Stepinski: There you go. Exactly right.
Holden: They have them in the chemical industry, but they’re $5,000 to $10,000 each, while the one we devised was $55. The mechanical engineers kept saying it wouldn’t work. We finally dug out the textbooks and showed them, “You don’t remember Archimedes’ principle, the center of displaced mass. If we submerge the specific gravity sensor, then the mass never changes.” They were saying, “The way you guys got it arranged this thing won’t work.” But they had just forgotten that little minor part of Archimedes’ principle.
Stepinski: Yes. Nowadays, they’ll do a standpipe with a pressure transducer on the bottom, and that’s becoming more popular in the market on newer machines.

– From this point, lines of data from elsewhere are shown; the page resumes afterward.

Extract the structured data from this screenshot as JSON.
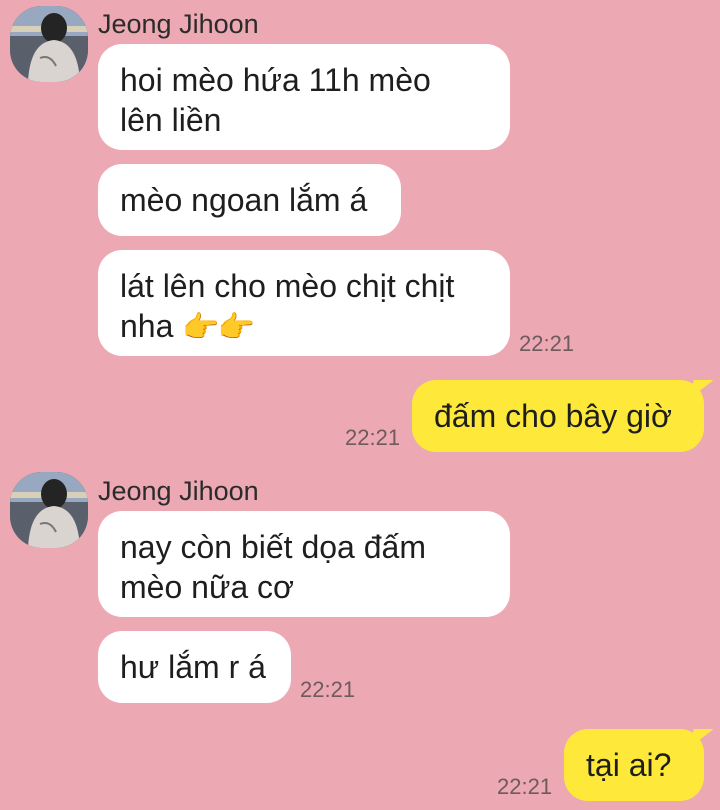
{
  "chat": {
    "groups": [
      {
        "sender": "Jeong Jihoon",
        "messages": [
          "hoi mèo hứa 11h mèo",
          "lên liền",
          "mèo ngoan lắm á",
          "lát lên cho mèo chịt chịt",
          "nha"
        ],
        "emoji": "👉👉",
        "time": "22:21"
      },
      {
        "sender": "Jeong Jihoon",
        "messages": [
          "nay còn biết dọa đấm",
          "mèo nữa cơ",
          "hư lắm r á"
        ],
        "time": "22:21"
      }
    ],
    "outgoing": [
      {
        "text": "đấm cho bây giờ",
        "time": "22:21"
      },
      {
        "text": "tại ai?",
        "time": "22:21"
      }
    ]
  },
  "colors": {
    "background": "#eca9b3",
    "incoming_bubble": "#ffffff",
    "outgoing_bubble": "#fee93b"
  },
  "icons": {
    "avatar": "avatar-photo"
  }
}
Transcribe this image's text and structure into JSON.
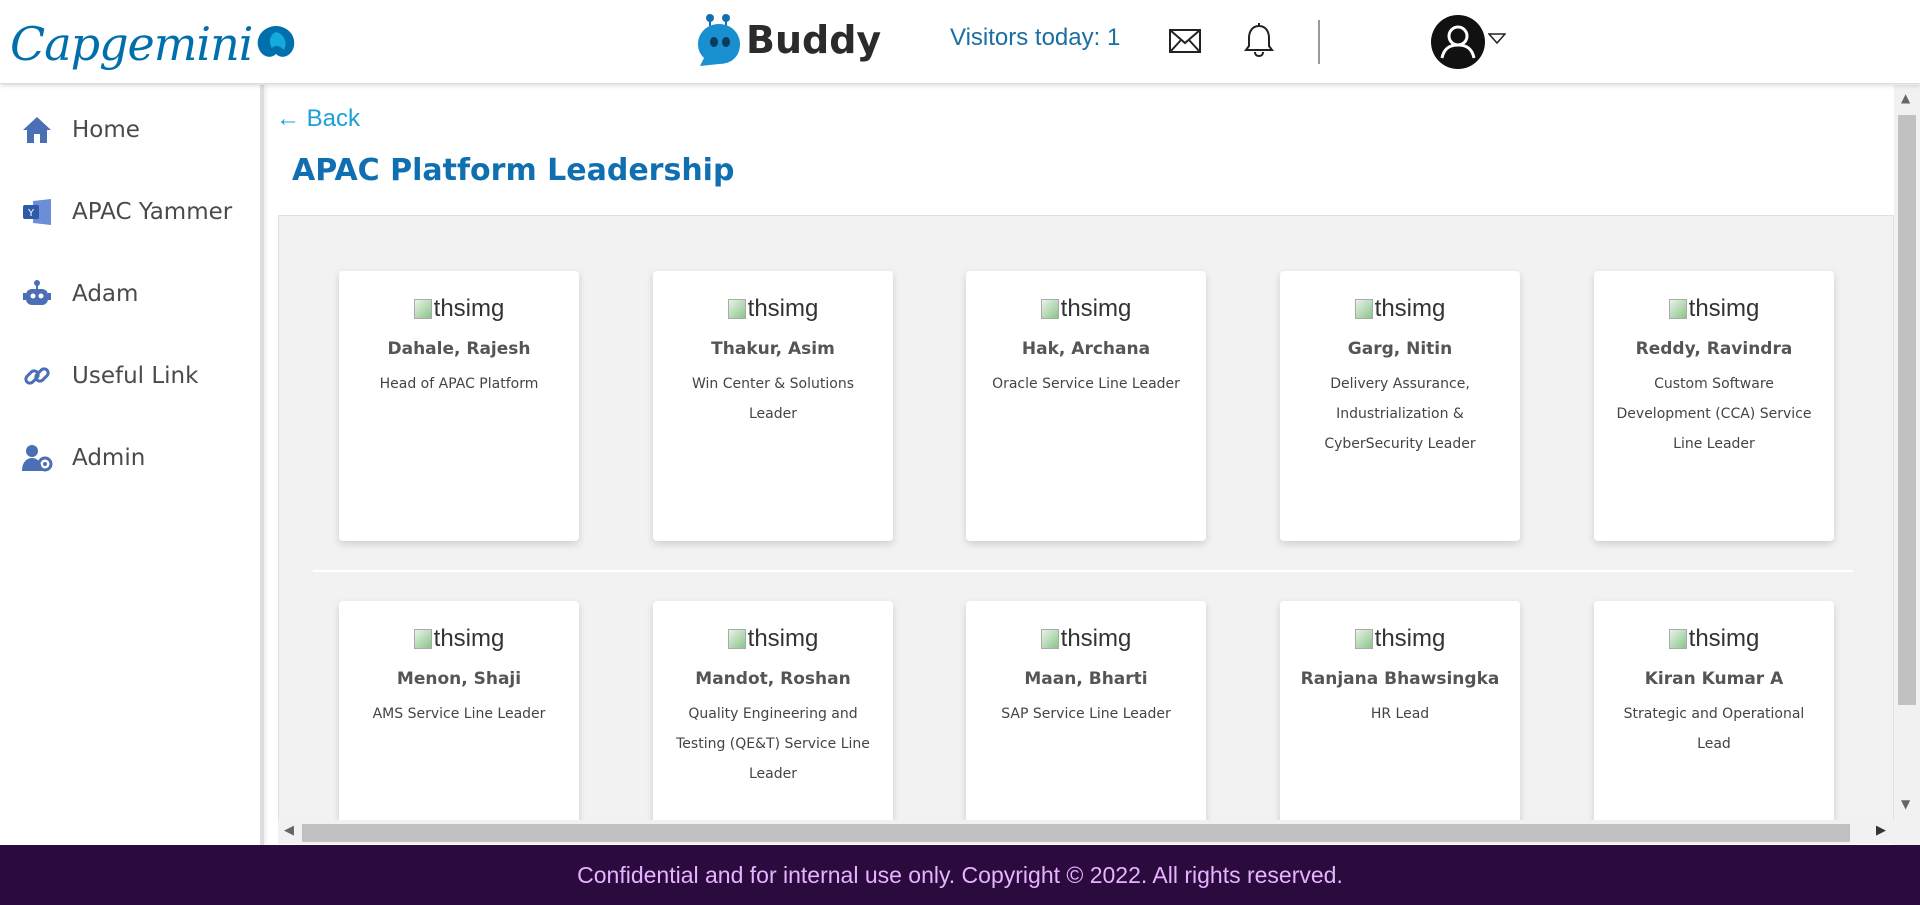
{
  "header": {
    "logo_text": "Capgemini",
    "app_name": "Buddy",
    "visitors": "Visitors today: 1",
    "colors": {
      "brand": "#0070ad",
      "link": "#1aa0d8",
      "footer_bg": "#2b0a3d"
    }
  },
  "sidebar": {
    "items": [
      {
        "label": "Home",
        "icon": "home-icon"
      },
      {
        "label": "APAC Yammer",
        "icon": "yammer-icon"
      },
      {
        "label": "Adam",
        "icon": "robot-icon"
      },
      {
        "label": "Useful Link",
        "icon": "link-icon"
      },
      {
        "label": "Admin",
        "icon": "admin-icon"
      }
    ]
  },
  "main": {
    "back_label": "← Back",
    "title": "APAC Platform Leadership",
    "img_alt": "thsimg",
    "cards": [
      {
        "name": "Dahale, Rajesh",
        "role": "Head of APAC Platform"
      },
      {
        "name": "Thakur, Asim",
        "role": "Win Center & Solutions Leader"
      },
      {
        "name": "Hak, Archana",
        "role": "Oracle Service Line Leader"
      },
      {
        "name": "Garg, Nitin",
        "role": "Delivery Assurance, Industrialization & CyberSecurity Leader"
      },
      {
        "name": "Reddy, Ravindra",
        "role": "Custom Software Development (CCA) Service Line Leader"
      },
      {
        "name": "Menon, Shaji",
        "role": "AMS Service Line Leader"
      },
      {
        "name": "Mandot, Roshan",
        "role": "Quality Engineering and Testing (QE&T) Service Line Leader"
      },
      {
        "name": "Maan, Bharti",
        "role": "SAP Service Line Leader"
      },
      {
        "name": "Ranjana Bhawsingka",
        "role": "HR Lead"
      },
      {
        "name": "Kiran Kumar A",
        "role": "Strategic and Operational Lead"
      }
    ]
  },
  "footer": {
    "text": "Confidential and for internal use only. Copyright © 2022. All rights reserved."
  }
}
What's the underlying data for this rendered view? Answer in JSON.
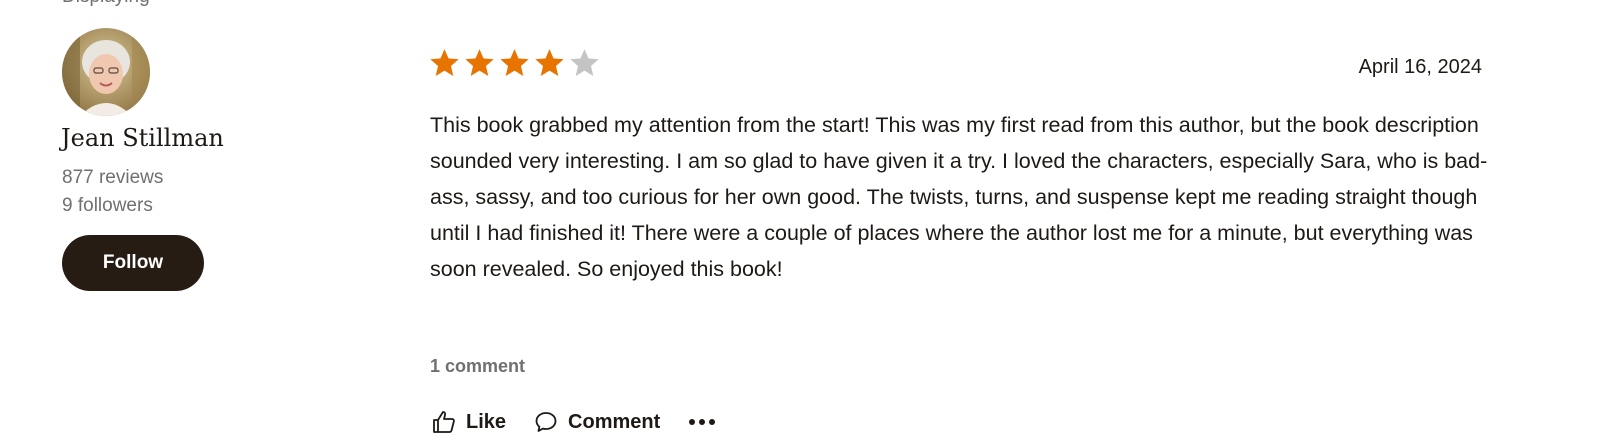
{
  "truncated_text": "Displaying",
  "reviewer": {
    "name": "Jean Stillman",
    "reviews": "877 reviews",
    "followers": "9 followers",
    "follow_label": "Follow"
  },
  "review": {
    "rating": 4,
    "rating_max": 5,
    "date": "April 16, 2024",
    "text": "This book grabbed my attention from the start! This was my first read from this author, but the book description sounded very interesting. I am so glad to have given it a try. I loved the characters, especially Sara, who is bad-ass, sassy, and too curious for her own good. The twists, turns, and suspense kept me reading straight though until I had finished it! There were a couple of places where the author lost me for a minute, but everything was soon revealed. So enjoyed this book!",
    "comment_count": "1 comment"
  },
  "actions": {
    "like_label": "Like",
    "comment_label": "Comment"
  },
  "icons": {
    "star_filled": "star-filled-icon",
    "star_empty": "star-empty-icon",
    "like": "thumbs-up-icon",
    "comment": "speech-bubble-icon",
    "more": "ellipsis-icon"
  },
  "colors": {
    "star_filled": "#e87400",
    "star_empty": "#c4c4c4",
    "follow_button_bg": "#271c14",
    "muted_text": "#707070",
    "body_text": "#1e1915"
  }
}
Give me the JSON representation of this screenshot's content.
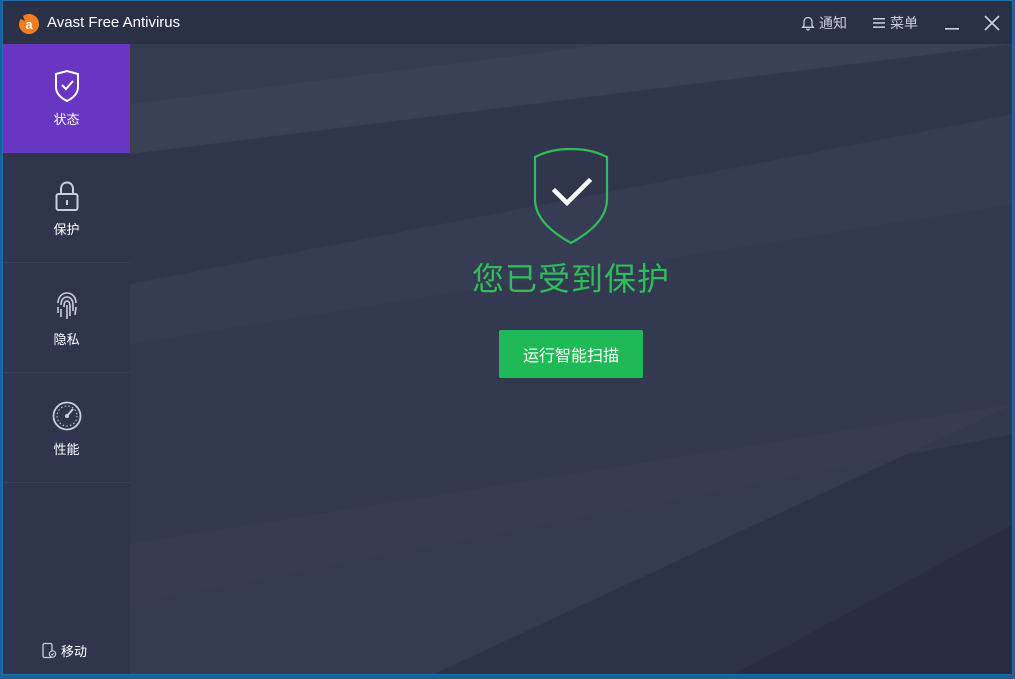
{
  "window": {
    "title": "Avast Free Antivirus"
  },
  "titlebar": {
    "notifications_label": "通知",
    "menu_label": "菜单"
  },
  "sidebar": {
    "items": [
      {
        "label": "状态",
        "icon": "shield-check-icon",
        "active": true
      },
      {
        "label": "保护",
        "icon": "lock-icon",
        "active": false
      },
      {
        "label": "隐私",
        "icon": "fingerprint-icon",
        "active": false
      },
      {
        "label": "性能",
        "icon": "speedometer-icon",
        "active": false
      }
    ],
    "mobile_label": "移动"
  },
  "main": {
    "status_text": "您已受到保护",
    "scan_button_label": "运行智能扫描"
  },
  "colors": {
    "accent_purple": "#6935c3",
    "success_green": "#2ebd59",
    "button_green": "#1fb955",
    "logo_orange": "#f47d20"
  }
}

Holden: We had one of those also. A lot of times, we were taking things out of other segments: automotive, chemical, any place we could find a sensor that could be adept at printed circuits. And, of course, digitization of the automobile was great because then we got low-cost volume sensors that they used to measure gasoline, flow rigged. Rather than spending a lot of money on very precise metering pumps, we just bought precise flow-measuring devices, and not precise metering pumps.
Stepinski: Yes. I agree. I’ve gone to trade shows outside of our industry to learn a lot myself, because just staying in our industry trade shows restricts your vision a bit. Going outside and bringing in equipment from other industries was a big component of what I did at GreenSource.
Matties: Thank you so much, Alex.
Stepinski: It was nice speaking with you, too.
This interview originally appeared in the October 2021 issue of PCB007 Magazine.